INPUT RECORDS —
_ _ _

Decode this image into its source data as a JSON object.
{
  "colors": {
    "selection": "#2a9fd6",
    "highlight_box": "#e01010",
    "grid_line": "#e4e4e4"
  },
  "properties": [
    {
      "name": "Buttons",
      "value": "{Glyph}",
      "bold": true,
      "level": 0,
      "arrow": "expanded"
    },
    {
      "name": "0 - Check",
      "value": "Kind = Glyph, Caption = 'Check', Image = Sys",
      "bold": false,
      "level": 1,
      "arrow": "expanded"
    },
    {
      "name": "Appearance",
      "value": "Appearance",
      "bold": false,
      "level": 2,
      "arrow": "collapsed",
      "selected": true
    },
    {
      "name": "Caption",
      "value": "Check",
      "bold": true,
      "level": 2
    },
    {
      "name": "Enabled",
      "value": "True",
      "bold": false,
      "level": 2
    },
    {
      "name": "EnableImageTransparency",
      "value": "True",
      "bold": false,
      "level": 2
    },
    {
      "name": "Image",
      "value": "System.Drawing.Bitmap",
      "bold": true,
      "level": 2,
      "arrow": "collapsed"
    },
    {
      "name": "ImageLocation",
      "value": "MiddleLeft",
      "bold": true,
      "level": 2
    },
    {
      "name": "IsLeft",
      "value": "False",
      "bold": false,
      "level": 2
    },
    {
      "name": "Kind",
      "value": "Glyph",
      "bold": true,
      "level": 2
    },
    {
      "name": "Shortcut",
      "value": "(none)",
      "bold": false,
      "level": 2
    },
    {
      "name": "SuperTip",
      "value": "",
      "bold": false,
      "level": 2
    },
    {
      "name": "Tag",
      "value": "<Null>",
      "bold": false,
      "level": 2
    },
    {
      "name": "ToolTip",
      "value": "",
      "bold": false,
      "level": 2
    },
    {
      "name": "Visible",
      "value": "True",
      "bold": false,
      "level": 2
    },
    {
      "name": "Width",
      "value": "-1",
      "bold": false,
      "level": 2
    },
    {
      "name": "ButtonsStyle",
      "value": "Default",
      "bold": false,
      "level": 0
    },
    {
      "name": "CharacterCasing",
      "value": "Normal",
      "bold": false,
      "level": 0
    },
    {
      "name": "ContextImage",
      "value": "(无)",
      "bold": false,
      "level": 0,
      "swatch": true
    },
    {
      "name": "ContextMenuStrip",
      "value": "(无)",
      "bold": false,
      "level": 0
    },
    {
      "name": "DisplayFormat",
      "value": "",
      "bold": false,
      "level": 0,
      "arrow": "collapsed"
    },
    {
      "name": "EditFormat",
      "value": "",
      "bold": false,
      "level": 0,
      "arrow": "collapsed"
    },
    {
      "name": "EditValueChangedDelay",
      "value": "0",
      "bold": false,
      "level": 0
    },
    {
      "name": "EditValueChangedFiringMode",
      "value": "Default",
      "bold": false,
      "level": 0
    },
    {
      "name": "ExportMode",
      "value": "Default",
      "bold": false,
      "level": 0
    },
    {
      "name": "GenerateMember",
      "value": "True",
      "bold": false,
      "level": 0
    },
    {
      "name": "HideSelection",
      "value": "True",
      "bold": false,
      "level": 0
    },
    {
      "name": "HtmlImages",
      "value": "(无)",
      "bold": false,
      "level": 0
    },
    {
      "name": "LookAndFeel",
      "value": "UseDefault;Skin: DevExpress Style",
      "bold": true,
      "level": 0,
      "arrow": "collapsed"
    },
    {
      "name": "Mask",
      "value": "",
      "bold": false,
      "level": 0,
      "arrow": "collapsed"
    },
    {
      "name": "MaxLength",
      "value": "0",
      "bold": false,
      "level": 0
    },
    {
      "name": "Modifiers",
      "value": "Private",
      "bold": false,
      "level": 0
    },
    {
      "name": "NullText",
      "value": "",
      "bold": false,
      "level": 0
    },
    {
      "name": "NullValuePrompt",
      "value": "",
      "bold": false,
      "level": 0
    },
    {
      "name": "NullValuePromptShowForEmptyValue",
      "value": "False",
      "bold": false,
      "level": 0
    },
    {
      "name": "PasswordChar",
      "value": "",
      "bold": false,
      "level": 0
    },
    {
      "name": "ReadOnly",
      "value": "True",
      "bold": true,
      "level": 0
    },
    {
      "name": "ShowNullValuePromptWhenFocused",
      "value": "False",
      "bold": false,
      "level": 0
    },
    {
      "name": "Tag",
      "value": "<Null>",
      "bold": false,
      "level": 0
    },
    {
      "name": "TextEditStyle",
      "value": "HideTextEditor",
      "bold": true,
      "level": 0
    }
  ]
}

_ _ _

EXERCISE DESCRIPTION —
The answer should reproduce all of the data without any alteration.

RESPONSE TO THE TASK —
Decode this image into its source data as a JSON object.
{
  "colors": {
    "selection": "#2a9fd6",
    "highlight_box": "#e01010",
    "grid_line": "#e4e4e4"
  },
  "properties": [
    {
      "name": "Buttons",
      "value": "{Glyph}",
      "bold": true,
      "level": 0,
      "arrow": "expanded"
    },
    {
      "name": "0 - Check",
      "value": "Kind = Glyph, Caption = 'Check', Image = Sys",
      "bold": false,
      "level": 1,
      "arrow": "expanded"
    },
    {
      "name": "Appearance",
      "value": "Appearance",
      "bold": false,
      "level": 2,
      "arrow": "collapsed",
      "selected": true
    },
    {
      "name": "Caption",
      "value": "Check",
      "bold": true,
      "level": 2
    },
    {
      "name": "Enabled",
      "value": "True",
      "bold": false,
      "level": 2
    },
    {
      "name": "EnableImageTransparency",
      "value": "True",
      "bold": false,
      "level": 2
    },
    {
      "name": "Image",
      "value": "System.Drawing.Bitmap",
      "bold": true,
      "level": 2,
      "arrow": "collapsed"
    },
    {
      "name": "ImageLocation",
      "value": "MiddleLeft",
      "bold": true,
      "level": 2
    },
    {
      "name": "IsLeft",
      "value": "False",
      "bold": false,
      "level": 2
    },
    {
      "name": "Kind",
      "value": "Glyph",
      "bold": true,
      "level": 2
    },
    {
      "name": "Shortcut",
      "value": "(none)",
      "bold": false,
      "level": 2
    },
    {
      "name": "SuperTip",
      "value": "",
      "bold": false,
      "level": 2
    },
    {
      "name": "Tag",
      "value": "<Null>",
      "bold": false,
      "level": 2
    },
    {
      "name": "ToolTip",
      "value": "",
      "bold": false,
      "level": 2
    },
    {
      "name": "Visible",
      "value": "True",
      "bold": false,
      "level": 2
    },
    {
      "name": "Width",
      "value": "-1",
      "bold": false,
      "level": 2
    },
    {
      "name": "ButtonsStyle",
      "value": "Default",
      "bold": false,
      "level": 0
    },
    {
      "name": "CharacterCasing",
      "value": "Normal",
      "bold": false,
      "level": 0
    },
    {
      "name": "ContextImage",
      "value": "(无)",
      "bold": false,
      "level": 0,
      "swatch": true
    },
    {
      "name": "ContextMenuStrip",
      "value": "(无)",
      "bold": false,
      "level": 0
    },
    {
      "name": "DisplayFormat",
      "value": "",
      "bold": false,
      "level": 0,
      "arrow": "collapsed"
    },
    {
      "name": "EditFormat",
      "value": "",
      "bold": false,
      "level": 0,
      "arrow": "collapsed"
    },
    {
      "name": "EditValueChangedDelay",
      "value": "0",
      "bold": false,
      "level": 0
    },
    {
      "name": "EditValueChangedFiringMode",
      "value": "Default",
      "bold": false,
      "level": 0
    },
    {
      "name": "ExportMode",
      "value": "Default",
      "bold": false,
      "level": 0
    },
    {
      "name": "GenerateMember",
      "value": "True",
      "bold": false,
      "level": 0
    },
    {
      "name": "HideSelection",
      "value": "True",
      "bold": false,
      "level": 0
    },
    {
      "name": "HtmlImages",
      "value": "(无)",
      "bold": false,
      "level": 0
    },
    {
      "name": "LookAndFeel",
      "value": "UseDefault;Skin: DevExpress Style",
      "bold": true,
      "level": 0,
      "arrow": "collapsed"
    },
    {
      "name": "Mask",
      "value": "",
      "bold": false,
      "level": 0,
      "arrow": "collapsed"
    },
    {
      "name": "MaxLength",
      "value": "0",
      "bold": false,
      "level": 0
    },
    {
      "name": "Modifiers",
      "value": "Private",
      "bold": false,
      "level": 0
    },
    {
      "name": "NullText",
      "value": "",
      "bold": false,
      "level": 0
    },
    {
      "name": "NullValuePrompt",
      "value": "",
      "bold": false,
      "level": 0
    },
    {
      "name": "NullValuePromptShowForEmptyValue",
      "value": "False",
      "bold": false,
      "level": 0
    },
    {
      "name": "PasswordChar",
      "value": "",
      "bold": false,
      "level": 0
    },
    {
      "name": "ReadOnly",
      "value": "True",
      "bold": true,
      "level": 0
    },
    {
      "name": "ShowNullValuePromptWhenFocused",
      "value": "False",
      "bold": false,
      "level": 0
    },
    {
      "name": "Tag",
      "value": "<Null>",
      "bold": false,
      "level": 0
    },
    {
      "name": "TextEditStyle",
      "value": "HideTextEditor",
      "bold": true,
      "level": 0
    }
  ]
}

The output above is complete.